In my prime of parenting many small children,
rarely did a sight or sound escape me.
I could tell from the creak of a hinge,
even if my I was blow drying my hair,
which cupboard the kids were getting into.
I could tell from the shake of a box,
even if I was vaccuming the carpet,
if they were eating cereal or crackers.
I could tell by the crinkle of packaging,
even with my head stuck in the dryer,
what they were umwrapping to eat.
I could tell the difference between teasing slaps and fighting slaps.
I could tell the difference between a clean room,
and a “I shoved everything in the closet” room.
I could hide candy and presents so well,
I couldn’t find them even when I wanted to find them.
Together, Scott and I were an Army of Two.
The kids sat when we told them to sit,
they ate what we told them to eat,
they slept when we told them to sleep.
We were good.
In our day.
During the last visit with the grandkids,
we had to admit defeat.
We’ve Lost Our Touch.
I didn’t even know a chapstick was anywhere in sight.
I have failed as a Gramma.
I have a precious memory of my Grandma Geneva
teaching me how to put on lipstick.
She carefully edged my top lip with pink,
then taught me to smoosh my lips together to spread it to the lower lip.
I thought everyone did it that way.
Gramma was just saving money.
Most women apply lipstick to their top and bottom lips.
Brookelyn must know the Depression is over.
She used all the lipbalm she wanted,
without lessons from Gramma.
I didn’t know the fingernail polish was left at the eye-level
of a 3 year old Do-It-Yourself Diva.
She came walking into the living room with her hands folded
in front of her, as if she was praying.
Grandpa thought he was smart enough to figure this one out.
“Whatcha’ got, Brookelyn?”
She shrugged with the practiced indifference of a teenager.
“Let Grandpa see.”
He was expecting to see something IN her hands,
not all OVER her hands.
We used to have this cool rule about playing with one toy,
then putting it away before you took out another.
I promise it has been clean a few times inbetween.

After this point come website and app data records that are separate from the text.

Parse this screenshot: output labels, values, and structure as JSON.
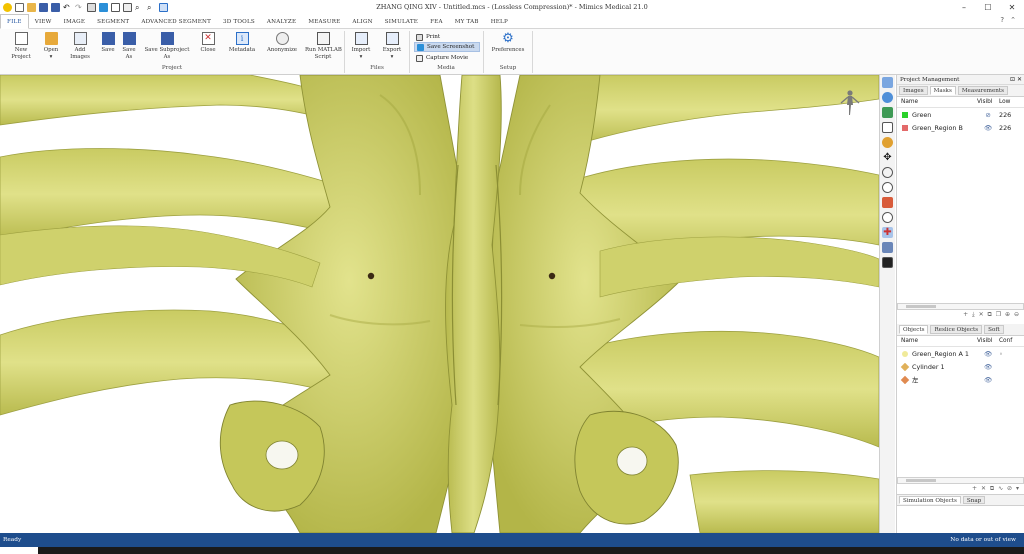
{
  "window": {
    "title": "ZHANG QING XIV - Untitled.mcs - (Lossless Compression)* - Mimics Medical 21.0",
    "controls": [
      "–",
      "☐",
      "✕"
    ]
  },
  "menu": {
    "tabs": [
      "FILE",
      "VIEW",
      "IMAGE",
      "SEGMENT",
      "ADVANCED SEGMENT",
      "3D TOOLS",
      "ANALYZE",
      "MEASURE",
      "ALIGN",
      "SIMULATE",
      "FEA",
      "MY TAB",
      "HELP"
    ],
    "active": "FILE",
    "right_icons": [
      "?",
      "⌃"
    ]
  },
  "ribbon": {
    "project_buttons": [
      {
        "label": "New\nProject",
        "icon": "new-project-icon"
      },
      {
        "label": "Open\n▾",
        "icon": "open-folder-icon"
      },
      {
        "label": "Add\nImages",
        "icon": "add-images-icon"
      },
      {
        "label": "Save",
        "icon": "save-icon"
      },
      {
        "label": "Save\nAs",
        "icon": "save-as-icon"
      },
      {
        "label": "Save Subproject\nAs",
        "icon": "save-subproject-icon"
      },
      {
        "label": "Close",
        "icon": "close-doc-icon"
      },
      {
        "label": "Metadata",
        "icon": "metadata-icon"
      },
      {
        "label": "Anonymize",
        "icon": "anonymize-icon"
      },
      {
        "label": "Run MATLAB\nScript",
        "icon": "matlab-icon"
      }
    ],
    "files_buttons": [
      {
        "label": "Import\n▾",
        "icon": "import-icon"
      },
      {
        "label": "Export\n▾",
        "icon": "export-icon"
      }
    ],
    "media_buttons": [
      {
        "label": "Print",
        "icon": "print-icon",
        "highlighted": false
      },
      {
        "label": "Save Screenshot",
        "icon": "screenshot-icon",
        "highlighted": true
      },
      {
        "label": "Capture Movie",
        "icon": "movie-icon",
        "highlighted": false
      }
    ],
    "setup_buttons": [
      {
        "label": "Preferences",
        "icon": "gear-icon"
      }
    ],
    "groups": {
      "project": "Project",
      "files": "Files",
      "media": "Media",
      "setup": "Setup"
    }
  },
  "panel": {
    "title": "Project Management",
    "top_tabs": [
      "Images",
      "Masks",
      "Measurements"
    ],
    "top_active": "Masks",
    "mask_columns": [
      "Name",
      "Visibl",
      "Low"
    ],
    "masks": [
      {
        "name": "Green",
        "color": "#2bd12b",
        "visible": "⊘",
        "low": "226"
      },
      {
        "name": "Green_Region B",
        "color": "#e36a6a",
        "visible": "👁",
        "low": "226"
      }
    ],
    "mask_tools": "+ ⤓ ✕ ⧉ ❐ ⊕ ⊖",
    "bottom_tabs": [
      "Objects",
      "Reslice Objects",
      "Soft"
    ],
    "bottom_active": "Objects",
    "object_columns": [
      "Name",
      "Visibl",
      "Conf"
    ],
    "objects": [
      {
        "name": "Green_Region A 1",
        "icon": "surface-object-icon",
        "icon_color": "#f0ea9a",
        "visible": "👁",
        "conf": "◦"
      },
      {
        "name": "Cylinder 1",
        "icon": "cylinder-icon",
        "icon_color": "#e0b15a",
        "visible": "👁",
        "conf": ""
      },
      {
        "name": "左",
        "icon": "cylinder-icon",
        "icon_color": "#e08a50",
        "visible": "👁",
        "conf": ""
      }
    ],
    "object_tools": "+ ✕ ⧉ ∿ ⊘ ▾",
    "footer_tabs": [
      "Simulation Objects",
      "Snap"
    ]
  },
  "status": {
    "left": "Ready",
    "right": "No data or out of view"
  },
  "colors": {
    "bone": "#d6d77a",
    "bone_shadow": "#8f9236",
    "status_bar": "#1e4d8c",
    "accent": "#1a4d9c"
  }
}
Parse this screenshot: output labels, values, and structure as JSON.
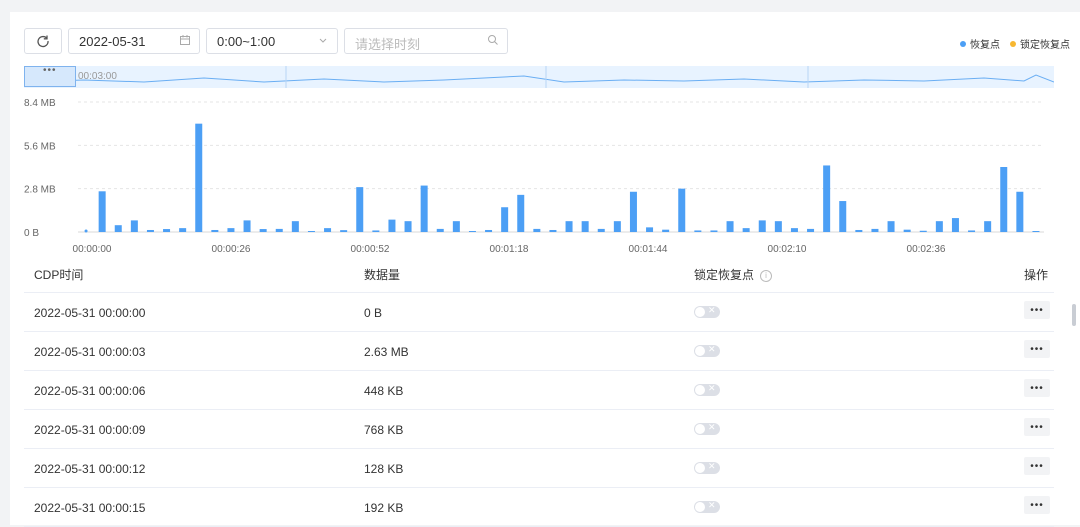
{
  "toolbar": {
    "date_value": "2022-05-31",
    "time_range_value": "0:00~1:00",
    "moment_placeholder": "请选择时刻"
  },
  "legend": [
    {
      "label": "恢复点",
      "color": "#4c9ff5"
    },
    {
      "label": "锁定恢复点",
      "color": "#f7b731"
    }
  ],
  "overview": {
    "label": "00:03:00"
  },
  "chart_data": {
    "type": "bar",
    "y_ticks": [
      "0 B",
      "2.8 MB",
      "5.6 MB",
      "8.4 MB"
    ],
    "ylim": [
      0,
      8.4
    ],
    "x_ticks": [
      "00:00:00",
      "00:00:26",
      "00:00:52",
      "00:01:18",
      "00:01:44",
      "00:02:10",
      "00:02:36"
    ],
    "bar_color": "#4c9ff5",
    "values": [
      0.0,
      2.63,
      0.44,
      0.75,
      0.13,
      0.19,
      0.25,
      7.0,
      0.13,
      0.25,
      0.75,
      0.19,
      0.2,
      0.7,
      0.06,
      0.25,
      0.12,
      2.9,
      0.1,
      0.8,
      0.7,
      3.0,
      0.2,
      0.7,
      0.06,
      0.13,
      1.6,
      2.4,
      0.2,
      0.13,
      0.7,
      0.7,
      0.2,
      0.7,
      2.6,
      0.3,
      0.15,
      2.8,
      0.1,
      0.1,
      0.7,
      0.25,
      0.75,
      0.7,
      0.25,
      0.2,
      4.3,
      2.0,
      0.13,
      0.2,
      0.7,
      0.15,
      0.08,
      0.7,
      0.9,
      0.1,
      0.7,
      4.2,
      2.6,
      0.05
    ]
  },
  "table": {
    "headers": [
      "CDP时间",
      "数据量",
      "锁定恢复点",
      "操作"
    ],
    "rows": [
      {
        "time": "2022-05-31 00:00:00",
        "size": "0 B"
      },
      {
        "time": "2022-05-31 00:00:03",
        "size": "2.63 MB"
      },
      {
        "time": "2022-05-31 00:00:06",
        "size": "448 KB"
      },
      {
        "time": "2022-05-31 00:00:09",
        "size": "768 KB"
      },
      {
        "time": "2022-05-31 00:00:12",
        "size": "128 KB"
      },
      {
        "time": "2022-05-31 00:00:15",
        "size": "192 KB"
      }
    ],
    "more_label": "•••"
  }
}
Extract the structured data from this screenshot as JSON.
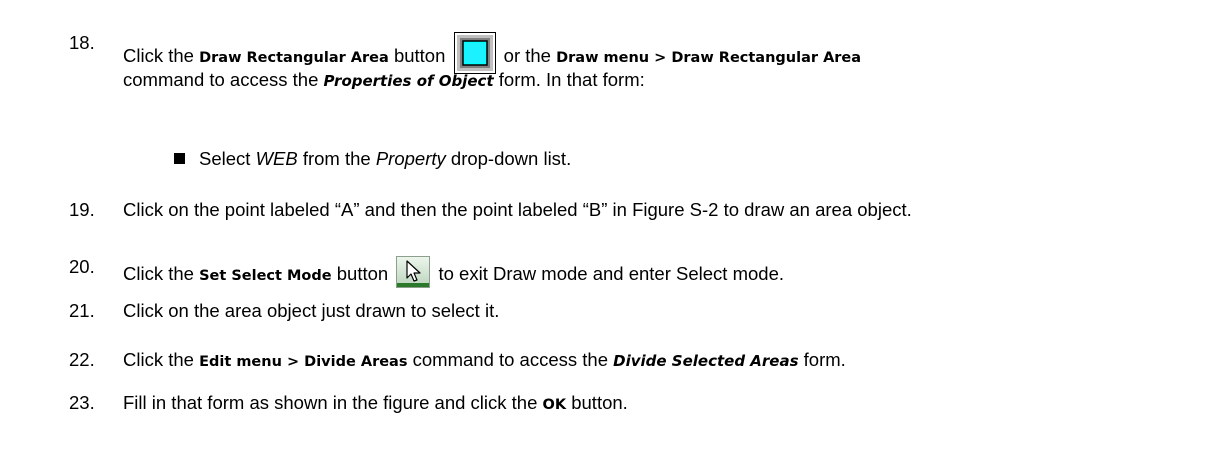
{
  "steps": [
    {
      "number": "18.",
      "parts": [
        "Click the",
        "Draw Rectangular Area",
        "button",
        "or the",
        "Draw menu > Draw Rectangular Area"
      ],
      "line2": [
        "command to access the",
        "Properties of Object",
        "form. In that form:"
      ]
    },
    {
      "bullet": [
        "Select",
        "WEB",
        "from the",
        "Property",
        "drop-down list."
      ]
    },
    {
      "number": "19.",
      "text": "Click on the point labeled “A” and then the point labeled “B” in Figure S-2 to draw an area object."
    },
    {
      "number": "20.",
      "parts": [
        "Click the",
        "Set Select Mode",
        "button",
        "to exit Draw mode and enter Select mode."
      ]
    },
    {
      "number": "21.",
      "text": "Click on the area object just drawn to select it."
    },
    {
      "number": "22.",
      "parts": [
        "Click the",
        "Edit menu > Divide Areas",
        "command to access the",
        "Divide Selected Areas",
        "form."
      ]
    },
    {
      "number": "23.",
      "parts": [
        "Fill in that form as shown in the figure and click the",
        "OK",
        "button."
      ]
    }
  ],
  "icons": {
    "draw_rect": "draw-rectangular-area-icon",
    "select_mode": "set-select-mode-icon"
  },
  "colors": {
    "icon_cyan": "#00ffff",
    "icon_gray": "#c0c0c0"
  }
}
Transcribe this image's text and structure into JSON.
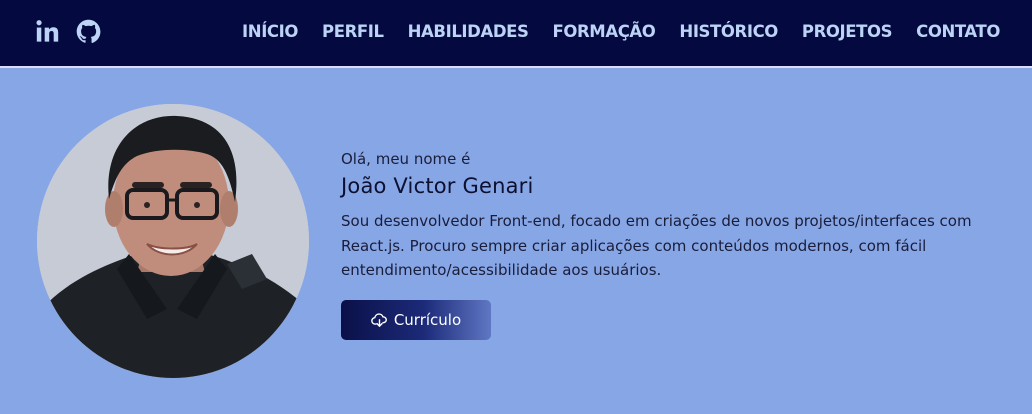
{
  "nav": {
    "social": [
      {
        "name": "linkedin-icon"
      },
      {
        "name": "github-icon"
      }
    ],
    "links": [
      "INÍCIO",
      "PERFIL",
      "HABILIDADES",
      "FORMAÇÃO",
      "HISTÓRICO",
      "PROJETOS",
      "CONTATO"
    ],
    "colors": {
      "background": "#04093f",
      "link": "#bcd3f5"
    }
  },
  "hero": {
    "greeting": "Olá, meu nome é",
    "name": "João Victor Genari",
    "description": "Sou desenvolvedor Front-end, focado em criações de novos projetos/interfaces com React.js. Procuro sempre criar aplicações com conteúdos modernos, com fácil entendimento/acessibilidade aos usuários.",
    "button_label": "Currículo",
    "button_icon": "cloud-download-icon",
    "colors": {
      "background": "#87a6e6",
      "button": "#0a1048"
    }
  }
}
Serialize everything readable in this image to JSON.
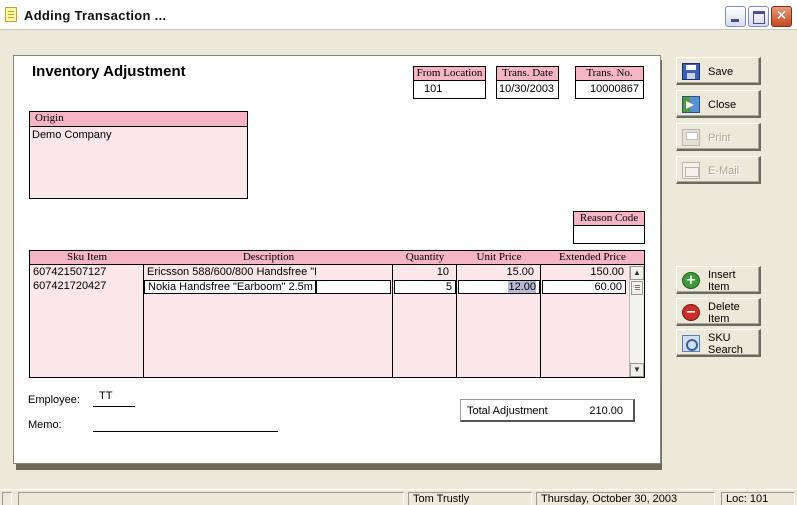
{
  "window": {
    "title": "Adding Transaction ..."
  },
  "form": {
    "title": "Inventory Adjustment",
    "from_location": {
      "label": "From Location",
      "value": "101"
    },
    "trans_date": {
      "label": "Trans. Date",
      "value": "10/30/2003"
    },
    "trans_no": {
      "label": "Trans. No.",
      "value": "10000867"
    },
    "origin": {
      "label": "Origin",
      "value": "Demo Company"
    },
    "reason_code": {
      "label": "Reason Code",
      "value": ""
    }
  },
  "grid": {
    "columns": [
      "Sku Item",
      "Description",
      "Quantity",
      "Unit Price",
      "Extended Price"
    ],
    "rows": [
      {
        "sku": "607421507127",
        "description": "Ericsson 588/600/800 Handsfree \"E",
        "quantity": "10",
        "unit_price": "15.00",
        "extended_price": "150.00"
      },
      {
        "sku": "607421720427",
        "description": "Nokia Handsfree \"Earboom\" 2.5m",
        "quantity": "5",
        "unit_price": "12.00",
        "extended_price": "60.00"
      }
    ]
  },
  "footer": {
    "employee_label": "Employee:",
    "employee_value": "TT",
    "memo_label": "Memo:",
    "memo_value": "",
    "total_label": "Total Adjustment",
    "total_value": "210.00"
  },
  "buttons": {
    "save": "Save",
    "close": "Close",
    "print": "Print",
    "email": "E-Mail",
    "insert_line1": "Insert",
    "insert_line2": "Item",
    "delete_line1": "Delete",
    "delete_line2": "Item",
    "sku_line1": "SKU",
    "sku_line2": "Search"
  },
  "status": {
    "user": "Tom Trustly",
    "date": "Thursday, October 30, 2003",
    "location": "Loc:  101"
  },
  "colors": {
    "label_fill": "#f5b5c2",
    "box_fill": "#fbe6ea",
    "window_bg": "#ece9d8"
  },
  "icons": [
    "app-icon",
    "minimize-icon",
    "maximize-icon",
    "close-window-icon",
    "save-icon",
    "close-icon",
    "print-icon",
    "email-icon",
    "insert-icon",
    "delete-icon",
    "search-icon"
  ]
}
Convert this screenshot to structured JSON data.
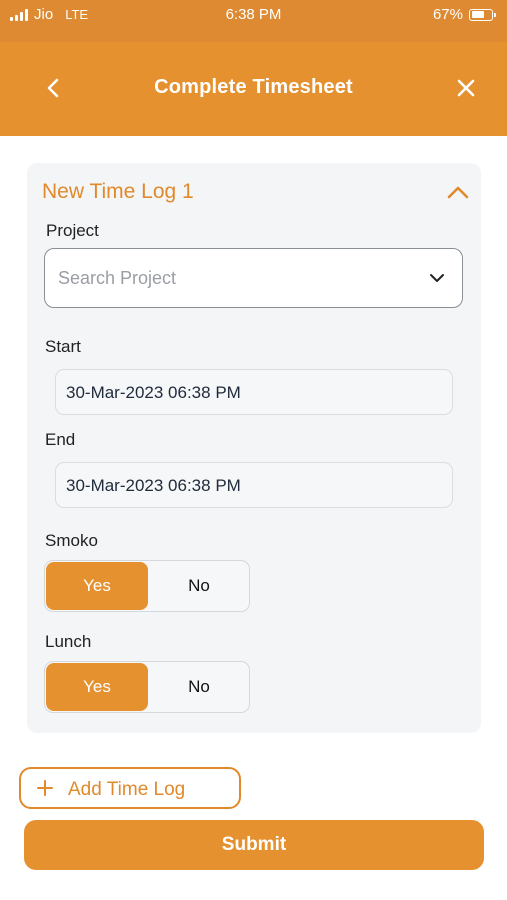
{
  "status_bar": {
    "carrier": "Jio",
    "network": "LTE",
    "time": "6:38 PM",
    "battery": "67%",
    "battery_level": 0.67,
    "icons": [
      "signal-icon",
      "battery-icon"
    ]
  },
  "header": {
    "title": "Complete Timesheet",
    "back_icon": "chevron-left-icon",
    "close_icon": "close-icon"
  },
  "time_log": {
    "title": "New Time Log 1",
    "collapse_icon": "chevron-up-icon",
    "project_label": "Project",
    "project_placeholder": "Search Project",
    "start_label": "Start",
    "start_value": "30-Mar-2023 06:38 PM",
    "end_label": "End",
    "end_value": "30-Mar-2023 06:38 PM",
    "smoko": {
      "label": "Smoko",
      "yes": "Yes",
      "no": "No",
      "selected": "Yes"
    },
    "lunch": {
      "label": "Lunch",
      "yes": "Yes",
      "no": "No",
      "selected": "Yes"
    }
  },
  "actions": {
    "add_time_log": "Add Time Log",
    "submit": "Submit"
  },
  "colors": {
    "accent": "#e5912f",
    "status_bar": "#dd8a32",
    "card_background": "#f3f5f7"
  }
}
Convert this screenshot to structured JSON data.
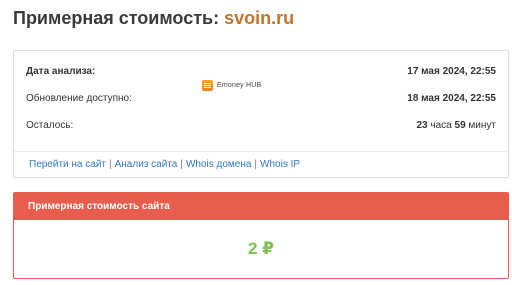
{
  "header": {
    "title_prefix": "Примерная стоимость:",
    "domain": "svoin.ru"
  },
  "info": {
    "rows": [
      {
        "label": "Дата анализа:",
        "value": "17 мая 2024, 22:55"
      },
      {
        "label": "Обновление доступно:",
        "value": "18 мая 2024, 22:55"
      },
      {
        "label": "Осталось:",
        "hours": "23",
        "hours_unit": "часа",
        "minutes": "59",
        "minutes_unit": "минут"
      }
    ],
    "links": [
      "Перейти на сайт",
      "Анализ сайта",
      "Whois домена",
      "Whois IP"
    ],
    "separator": "|"
  },
  "watermark": {
    "text": "Emoney HUB"
  },
  "value_card": {
    "header": "Примерная стоимость сайта",
    "amount": "2 ₽"
  },
  "colors": {
    "domain": "#c0732e",
    "link": "#3478c6",
    "value_header_bg": "#e95d4e",
    "amount": "#7dbf52"
  }
}
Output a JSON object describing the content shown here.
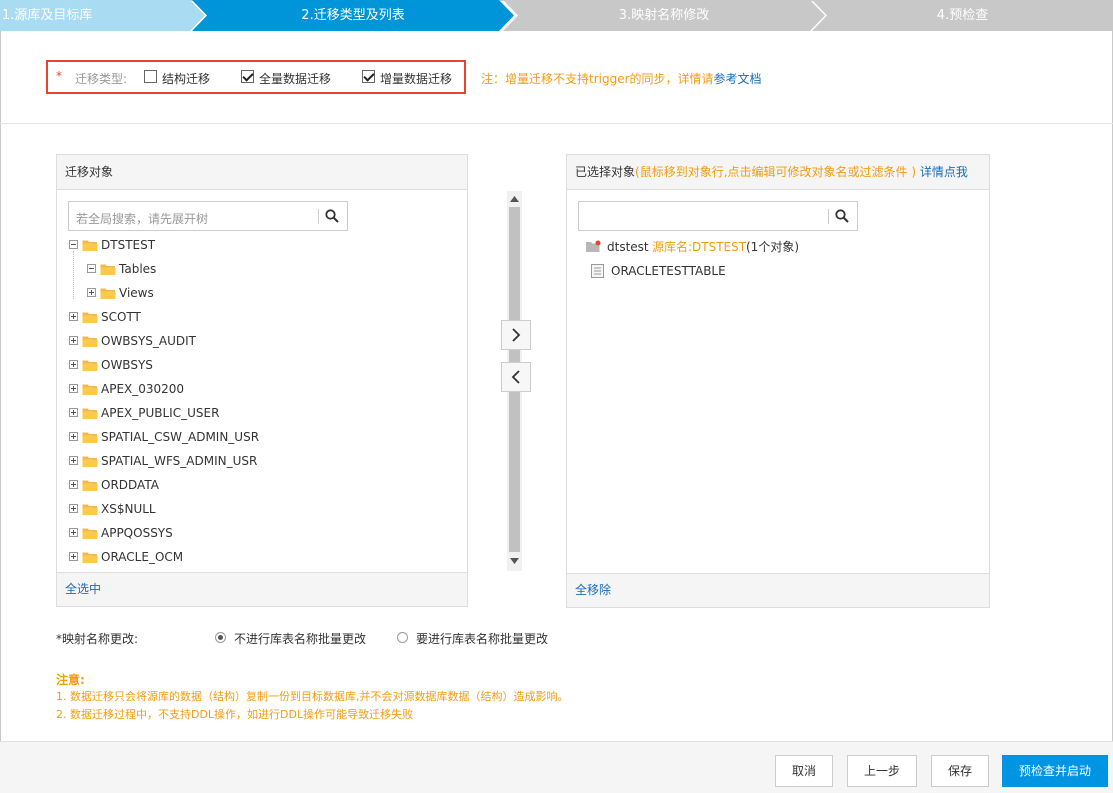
{
  "steps": [
    {
      "label": "1.源库及目标库",
      "state": "done"
    },
    {
      "label": "2.迁移类型及列表",
      "state": "active"
    },
    {
      "label": "3.映射名称修改",
      "state": "todo"
    },
    {
      "label": "4.预检查",
      "state": "todo"
    }
  ],
  "migration_type": {
    "required_mark": "*",
    "label": "迁移类型:",
    "options": [
      {
        "label": "结构迁移",
        "checked": false
      },
      {
        "label": "全量数据迁移",
        "checked": true
      },
      {
        "label": "增量数据迁移",
        "checked": true
      }
    ],
    "note_prefix": "注：增量迁移不支持trigger的同步，详情请",
    "note_link": "参考文档"
  },
  "source_panel": {
    "title": "迁移对象",
    "search_placeholder": "若全局搜索，请先展开树",
    "tree": [
      {
        "label": "DTSTEST",
        "expanded": true,
        "level": 0
      },
      {
        "label": "Tables",
        "expanded": true,
        "level": 1
      },
      {
        "label": "Views",
        "expanded": false,
        "level": 1
      },
      {
        "label": "SCOTT",
        "expanded": false,
        "level": 0
      },
      {
        "label": "OWBSYS_AUDIT",
        "expanded": false,
        "level": 0
      },
      {
        "label": "OWBSYS",
        "expanded": false,
        "level": 0
      },
      {
        "label": "APEX_030200",
        "expanded": false,
        "level": 0
      },
      {
        "label": "APEX_PUBLIC_USER",
        "expanded": false,
        "level": 0
      },
      {
        "label": "SPATIAL_CSW_ADMIN_USR",
        "expanded": false,
        "level": 0
      },
      {
        "label": "SPATIAL_WFS_ADMIN_USR",
        "expanded": false,
        "level": 0
      },
      {
        "label": "ORDDATA",
        "expanded": false,
        "level": 0
      },
      {
        "label": "XS$NULL",
        "expanded": false,
        "level": 0
      },
      {
        "label": "APPQOSSYS",
        "expanded": false,
        "level": 0
      },
      {
        "label": "ORACLE_OCM",
        "expanded": false,
        "level": 0
      }
    ],
    "footer": "全选中"
  },
  "selected_panel": {
    "title": "已选择对象",
    "hint": "(鼠标移到对象行,点击编辑可修改对象名或过滤条件 )",
    "hint_link": "详情点我",
    "search_placeholder": "",
    "db_name": "dtstest",
    "db_source": "源库名:DTSTEST",
    "db_count": "(1个对象)",
    "table_name": "ORACLETESTTABLE",
    "footer": "全移除"
  },
  "mapping": {
    "label": "*映射名称更改:",
    "option_no": "不进行库表名称批量更改",
    "option_yes": "要进行库表名称批量更改",
    "selected": "no"
  },
  "notes": {
    "title": "注意:",
    "line1": "1. 数据迁移只会将源库的数据（结构）复制一份到目标数据库,并不会对源数据库数据（结构）造成影响。",
    "line2": "2. 数据迁移过程中，不支持DDL操作，如进行DDL操作可能导致迁移失败"
  },
  "buttons": {
    "cancel": "取消",
    "prev": "上一步",
    "save": "保存",
    "precheck": "预检查并启动"
  },
  "colors": {
    "step_done": "#a9dcf3",
    "step_active": "#0095d9",
    "step_todo": "#c8c8c8",
    "highlight_border": "#e8432f",
    "note": "#f39c12",
    "link": "#1a6cb8",
    "primary": "#0095e3"
  }
}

When Grandpa sat on a few toys, he thought about reviving that rule.
We never used to allow toys in any rooms but the family room
and the kids’ bedrooms.
Now, every room is a play room.
They dared to leave BOTH the kids with Grandpa and Gramma one night.
At bedtime, Grandpa got the bottles ready.
I said, “Um, Scott, the kids don’t drink out of bottles anymore.
They actually haven’t for a long time.”
His response, “They do when Grandpa babysits!”
Happy grandchildren getting bedtime milk.
We were trying to get both kids in their pj’s and sitting on the couch quietly.
We’d get one settled, then lose the other one.
We’d find the missing one, then lose the settled one.
Yea, we’ve really have lost our touch,
but found a crown.
“Children’s children are the crown of old men, “
We’ve been crowned and our hearts’ desire
is to cast these crowns at the feet of the Lord Jesus
when we stand before His Holy presence in Heaven.